Journalism’s immune system has long been compromised. From declining advertising revenue to the rise of disinformation campaigns and thoughtless social media companies, the industry has borne the brunt of multiple blows over the years.
These have left us staggering.
Now we find ourselves in the midst of a global pandemic with no end in sight. For many publications, this has been the final pressure that forced printing presses to shut down and servers to power off. Fewer journalists are asking difficult questions of policymakers and holding those in power to account.
At the same time, we need to document an ever-more complicated world in which the stakes are high.
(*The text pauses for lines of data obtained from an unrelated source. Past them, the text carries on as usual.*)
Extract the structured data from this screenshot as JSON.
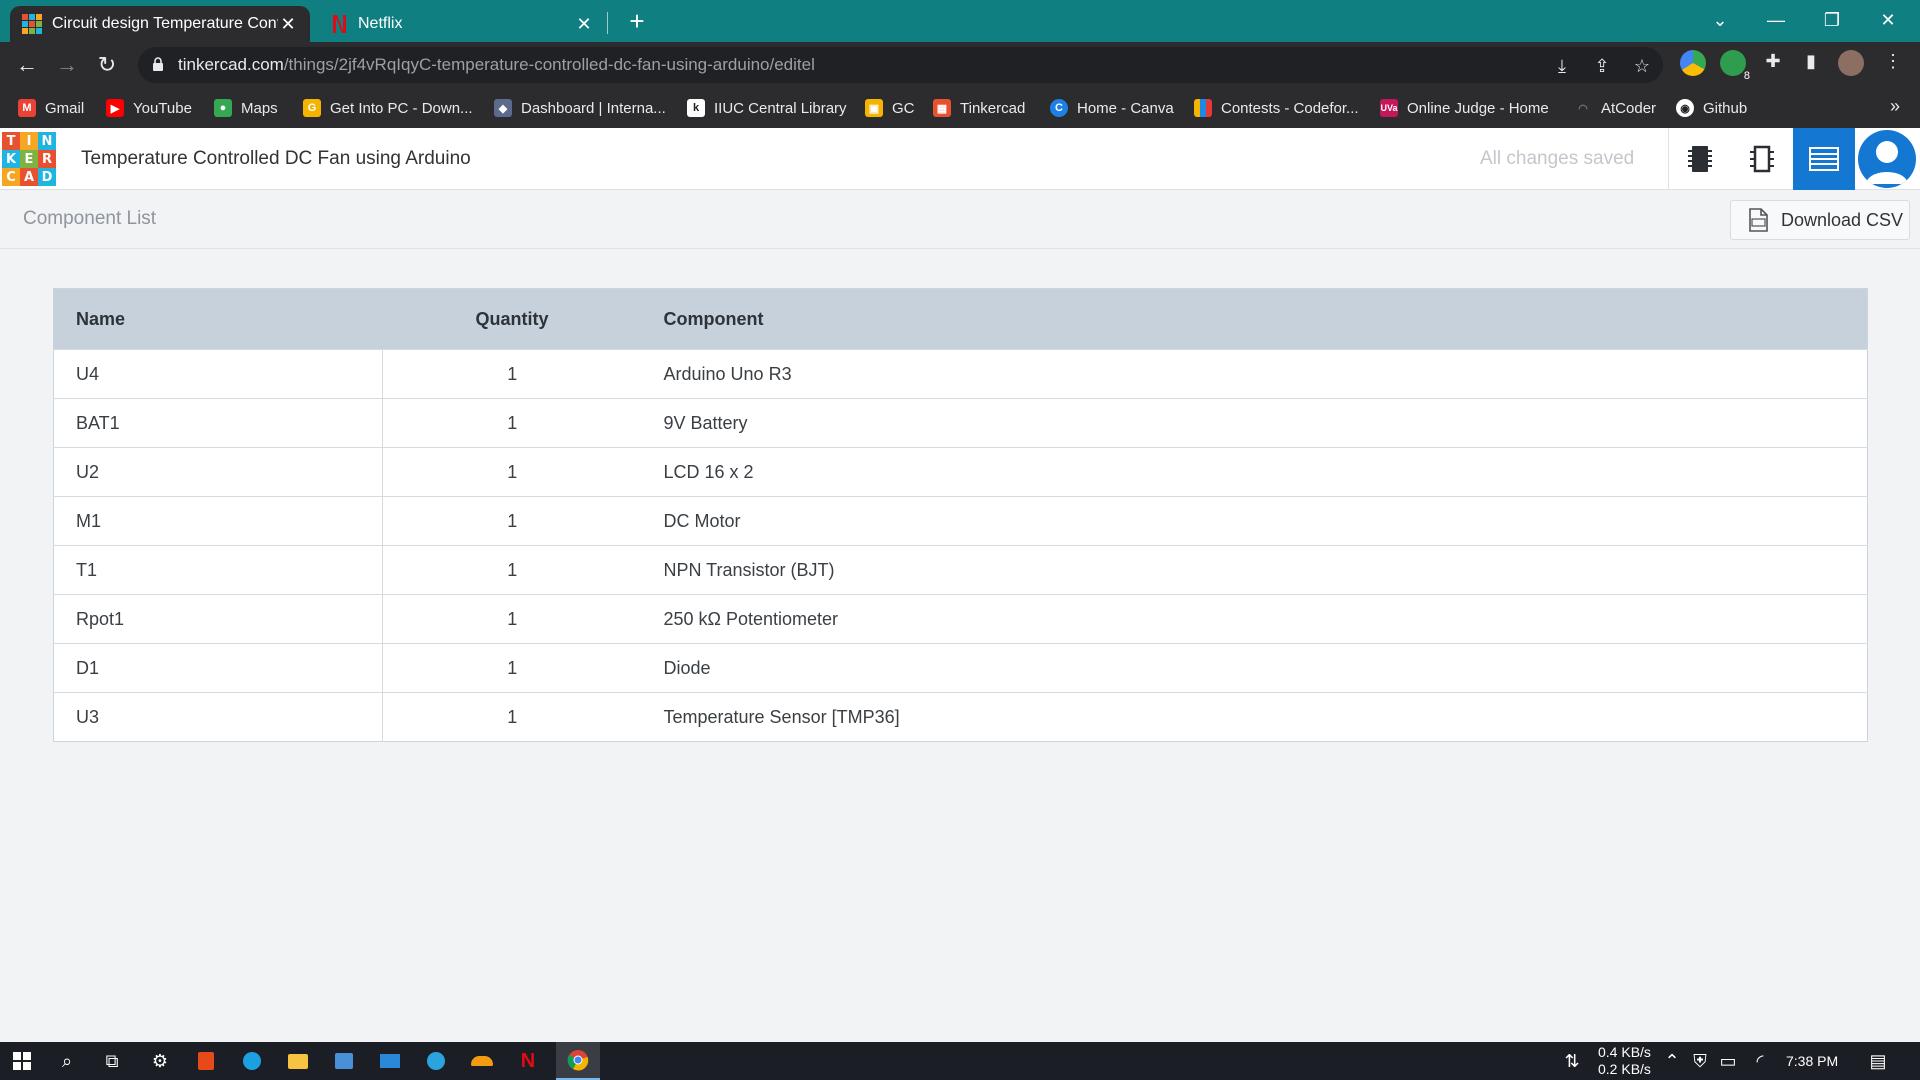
{
  "browser": {
    "tabs": [
      {
        "title": "Circuit design Temperature Conti",
        "icon": "tinkercad-favicon",
        "active": true
      },
      {
        "title": "Netflix",
        "icon": "netflix-favicon",
        "active": false
      }
    ],
    "url_host": "tinkercad.com",
    "url_path": "/things/2jf4vRqIqyC-temperature-controlled-dc-fan-using-arduino/editel",
    "bookmarks": [
      {
        "label": "Gmail",
        "icon": "gmail-icon",
        "color": "#ea4335"
      },
      {
        "label": "YouTube",
        "icon": "youtube-icon",
        "color": "#ff0000"
      },
      {
        "label": "Maps",
        "icon": "maps-icon",
        "color": "#34a853"
      },
      {
        "label": "Get Into PC - Down...",
        "icon": "getintopc-icon",
        "color": "#f4b400"
      },
      {
        "label": "Dashboard | Interna...",
        "icon": "iiuc-icon",
        "color": "#5b6b8c"
      },
      {
        "label": "IIUC Central Library",
        "icon": "koha-icon",
        "color": "#ffffff"
      },
      {
        "label": "GC",
        "icon": "classroom-icon",
        "color": "#f4b400"
      },
      {
        "label": "Tinkercad",
        "icon": "tinkercad-icon",
        "color": "#e8512f"
      },
      {
        "label": "Home - Canva",
        "icon": "canva-icon",
        "color": "#1e7fe6"
      },
      {
        "label": "Contests - Codefor...",
        "icon": "codeforces-icon",
        "color": "#f4b400"
      },
      {
        "label": "Online Judge - Home",
        "icon": "uva-icon",
        "color": "#c2185b"
      },
      {
        "label": "AtCoder",
        "icon": "atcoder-icon",
        "color": "#555555"
      },
      {
        "label": "Github",
        "icon": "github-icon",
        "color": "#ffffff"
      }
    ]
  },
  "header": {
    "logo_letters": [
      "T",
      "I",
      "N",
      "K",
      "E",
      "R",
      "C",
      "A",
      "D"
    ],
    "project_title": "Temperature Controlled DC Fan using Arduino",
    "save_status": "All changes saved"
  },
  "subheader": {
    "title": "Component List",
    "download_label": "Download CSV"
  },
  "table": {
    "columns": [
      "Name",
      "Quantity",
      "Component"
    ],
    "rows": [
      {
        "name": "U4",
        "quantity": "1",
        "component": "Arduino Uno R3"
      },
      {
        "name": "BAT1",
        "quantity": "1",
        "component": "9V Battery"
      },
      {
        "name": "U2",
        "quantity": "1",
        "component": "LCD 16 x 2"
      },
      {
        "name": "M1",
        "quantity": "1",
        "component": "DC Motor"
      },
      {
        "name": "T1",
        "quantity": "1",
        "component": "NPN Transistor (BJT)"
      },
      {
        "name": "Rpot1",
        "quantity": "1",
        "component": "250 kΩ Potentiometer"
      },
      {
        "name": "D1",
        "quantity": "1",
        "component": "Diode"
      },
      {
        "name": "U3",
        "quantity": "1",
        "component": "Temperature Sensor [TMP36]"
      }
    ]
  },
  "taskbar": {
    "net_down": "0.4 KB/s",
    "net_up": "0.2 KB/s",
    "time": "7:38 PM",
    "extension_badge": "8"
  },
  "colors": {
    "chrome_frame": "#0f7f82",
    "accent": "#1477d1",
    "table_header": "#c7d1db"
  }
}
Besides a pandemic, China is moving to cement its position in Hong Kong while everyone else is distracted by the economic and social effects of Covid-19. And everyone is pushing back decisive action to reduce global warming and the deadly effects of the climate crisis, guaranteeing a worse future.
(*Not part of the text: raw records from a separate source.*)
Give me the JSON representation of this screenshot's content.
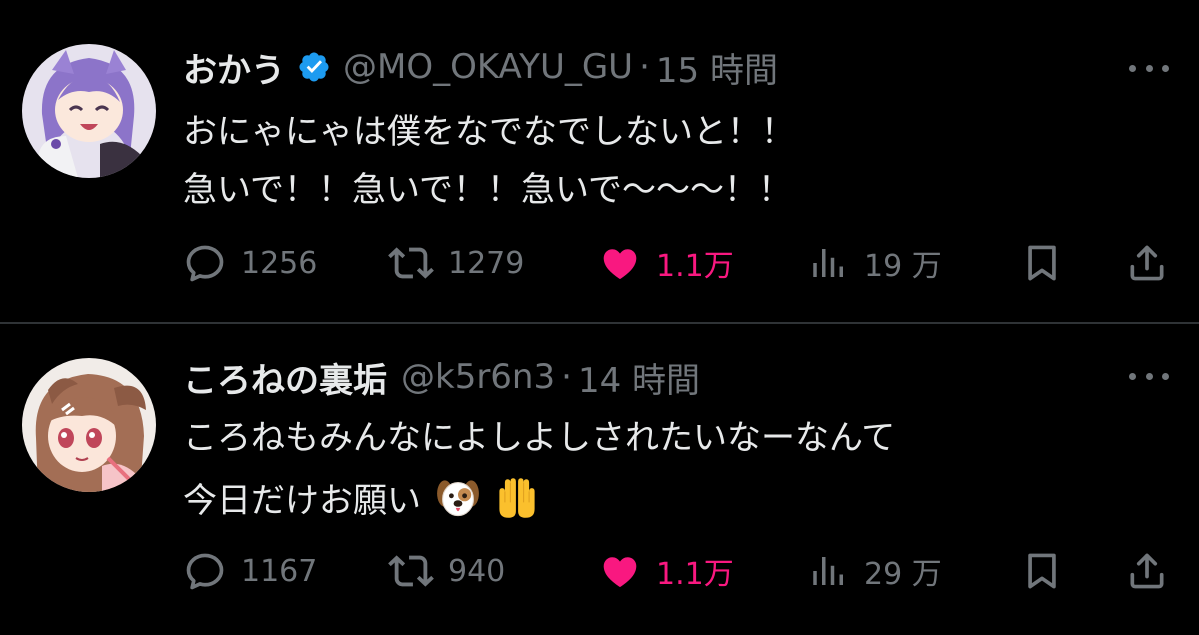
{
  "tweets": [
    {
      "display_name": "おかう",
      "verified": true,
      "handle": "@MO_OKAYU_GU",
      "separator": "·",
      "time": "15 時間",
      "text_lines": [
        "おにゃにゃは僕をなでなでしないと！！",
        "急いで！！急いで！！急いで〜〜〜！！"
      ],
      "stats": {
        "replies": "1256",
        "retweets": "1279",
        "likes": "1.1万",
        "views": "19 万"
      },
      "liked": true
    },
    {
      "display_name": "ころねの裏垢",
      "verified": false,
      "handle": "@k5r6n3",
      "separator": "·",
      "time": "14 時間",
      "text_lines": [
        "ころねもみんなによしよしされたいなーなんて",
        "今日だけお願い"
      ],
      "emojis": [
        "dog-face-emoji",
        "raising-hands-emoji"
      ],
      "stats": {
        "replies": "1167",
        "retweets": "940",
        "likes": "1.1万",
        "views": "29 万"
      },
      "liked": true
    }
  ],
  "colors": {
    "background": "#000000",
    "text": "#e7e9ea",
    "muted": "#71767b",
    "like": "#f91880",
    "verified": "#1d9bf0",
    "divider": "#2f3336"
  },
  "icons": {
    "reply": "speech-bubble-icon",
    "retweet": "retweet-arrows-icon",
    "like": "heart-icon",
    "views": "bar-chart-icon",
    "bookmark": "bookmark-icon",
    "share": "share-upload-icon",
    "more": "more-dots-icon"
  }
}
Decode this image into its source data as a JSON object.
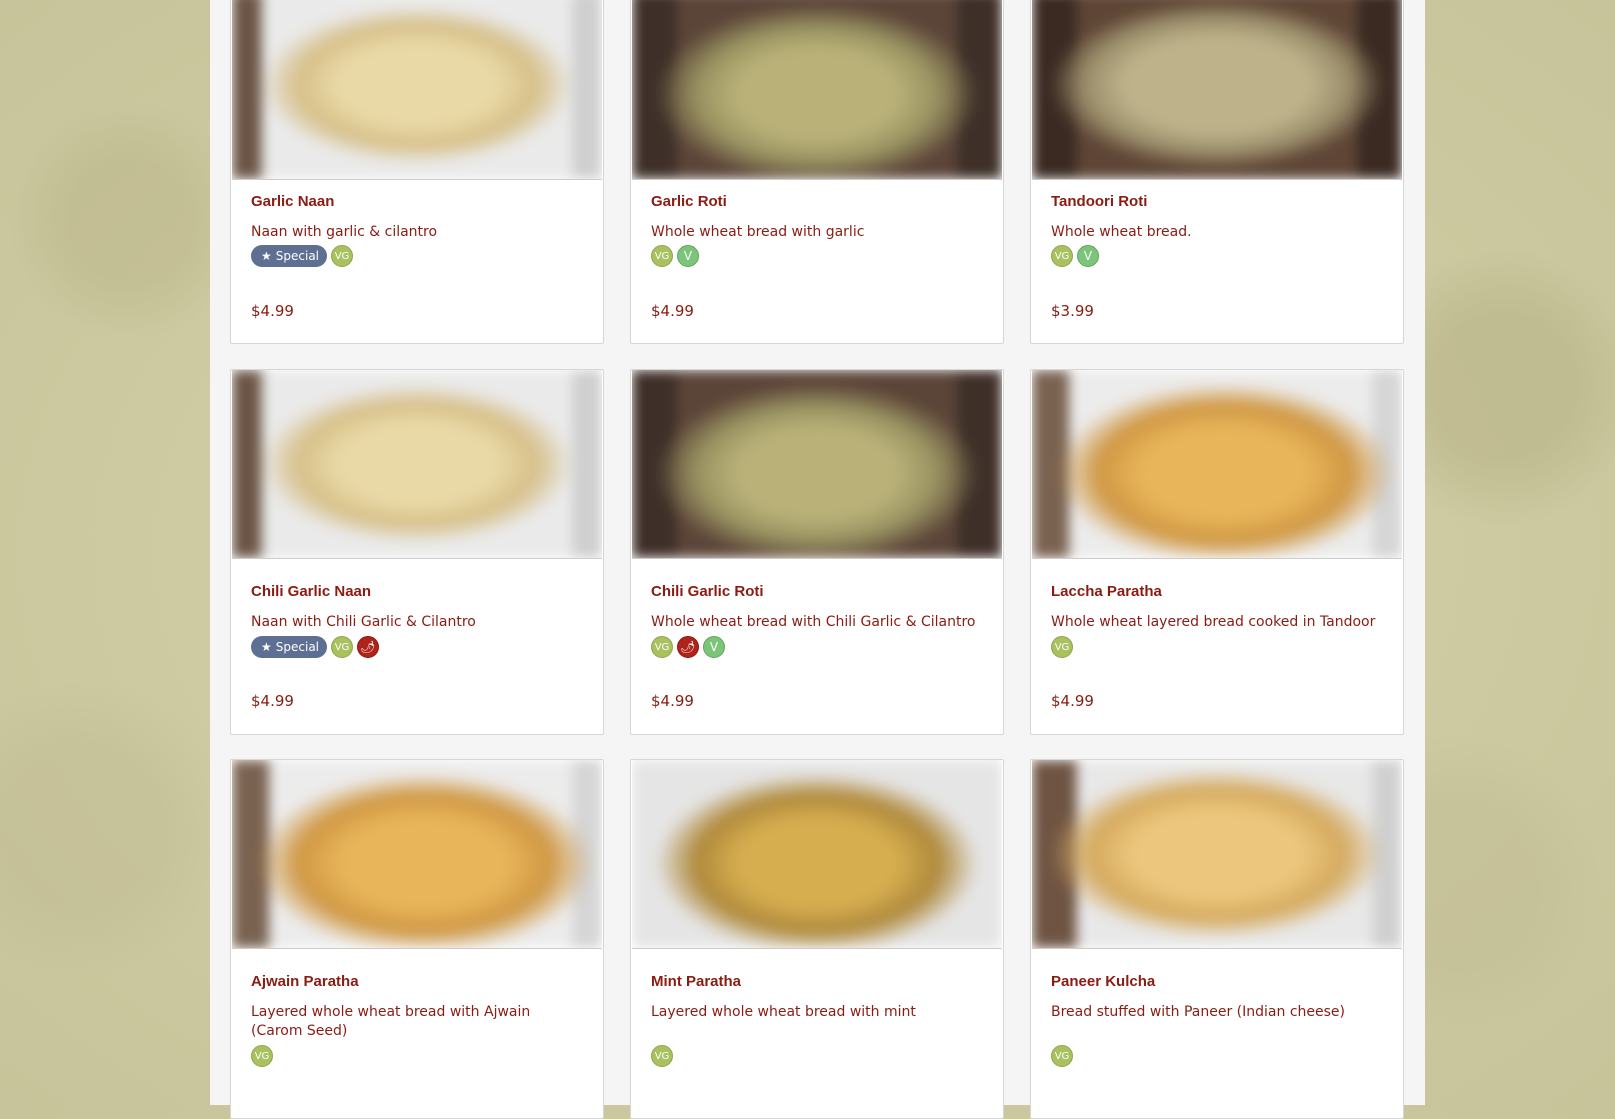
{
  "labels": {
    "special": "Special",
    "vg": "VG",
    "v": "V"
  },
  "items": [
    {
      "name": "Garlic Naan",
      "desc": "Naan with garlic & cilantro",
      "price": "$4.99",
      "special": true,
      "tags": [
        "vg"
      ],
      "photo": "naan"
    },
    {
      "name": "Garlic Roti",
      "desc": "Whole wheat bread with garlic",
      "price": "$4.99",
      "special": false,
      "tags": [
        "vg",
        "v"
      ],
      "photo": "roti"
    },
    {
      "name": "Tandoori Roti",
      "desc": "Whole wheat bread.",
      "price": "$3.99",
      "special": false,
      "tags": [
        "vg",
        "v"
      ],
      "photo": "tandoori"
    },
    {
      "name": "Chili Garlic Naan",
      "desc": "Naan with Chili Garlic & Cilantro",
      "price": "$4.99",
      "special": true,
      "tags": [
        "vg",
        "spicy"
      ],
      "photo": "naan"
    },
    {
      "name": "Chili Garlic Roti",
      "desc": "Whole wheat bread with Chili Garlic & Cilantro",
      "price": "$4.99",
      "special": false,
      "tags": [
        "vg",
        "spicy",
        "v"
      ],
      "photo": "roti"
    },
    {
      "name": "Laccha Paratha",
      "desc": "Whole wheat layered bread cooked in Tandoor",
      "price": "$4.99",
      "special": false,
      "tags": [
        "vg"
      ],
      "photo": "paratha"
    },
    {
      "name": "Ajwain Paratha",
      "desc": "Layered whole wheat bread with Ajwain (Carom Seed)",
      "special": false,
      "tags": [
        "vg"
      ],
      "photo": "paratha"
    },
    {
      "name": "Mint Paratha",
      "desc": "Layered whole wheat bread with mint",
      "special": false,
      "tags": [
        "vg"
      ],
      "photo": "mint"
    },
    {
      "name": "Paneer Kulcha",
      "desc": "Bread stuffed with Paneer (Indian cheese)",
      "special": false,
      "tags": [
        "vg"
      ],
      "photo": "kulcha"
    }
  ]
}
In the United States, media are documenting how that country reckons with its “original sin” of being built on the backs of enslaved people, on stolen land. The white supremacists who used that country’s broken electoral system to seize power seem hellbent on taking advantage of the pandemic to ensure their control continues. Their foot soldiers are taking the signal from the top and using force against anyone who disagrees. Journalists are not being spared. In Minneapolis, CNN reporter Omar Jimenez and two members of his producing team were arrested for doing their jobs. Their arrests, which were captured in a live broadcast, came despite the police officers knowing they were members of the media.
“Put us back where you want us. We are getting out of your way, so just let us know,” Jimenez, who is black and Latino, is heard telling officers before he is handcuffed. “Wherever you want us, we will go. We’re just getting out of the way.”
As our American colleagues grapple with treatment that is so often reserved for “shithole countries” in the developing world, and as they discover the lengths their government will go to stop them from doing their jobs, we stand in solidarity.
In South Africa, we are used to the uneasy relationship between media and state. Our press now enjoys far more rights than most do elsewhere in the world. It is how we continue to document the brutality this government metes out — the unanswered assault and killing of black people for the crime of existing.
This country’s history is awash in blood. At times, the injustice was flagrant. Other equally ugly parts stayed hidden and were brought to light by the dogged refusal of people, and journalists, to accept injustice.
We too must challenge the status quo. It destroys too many people.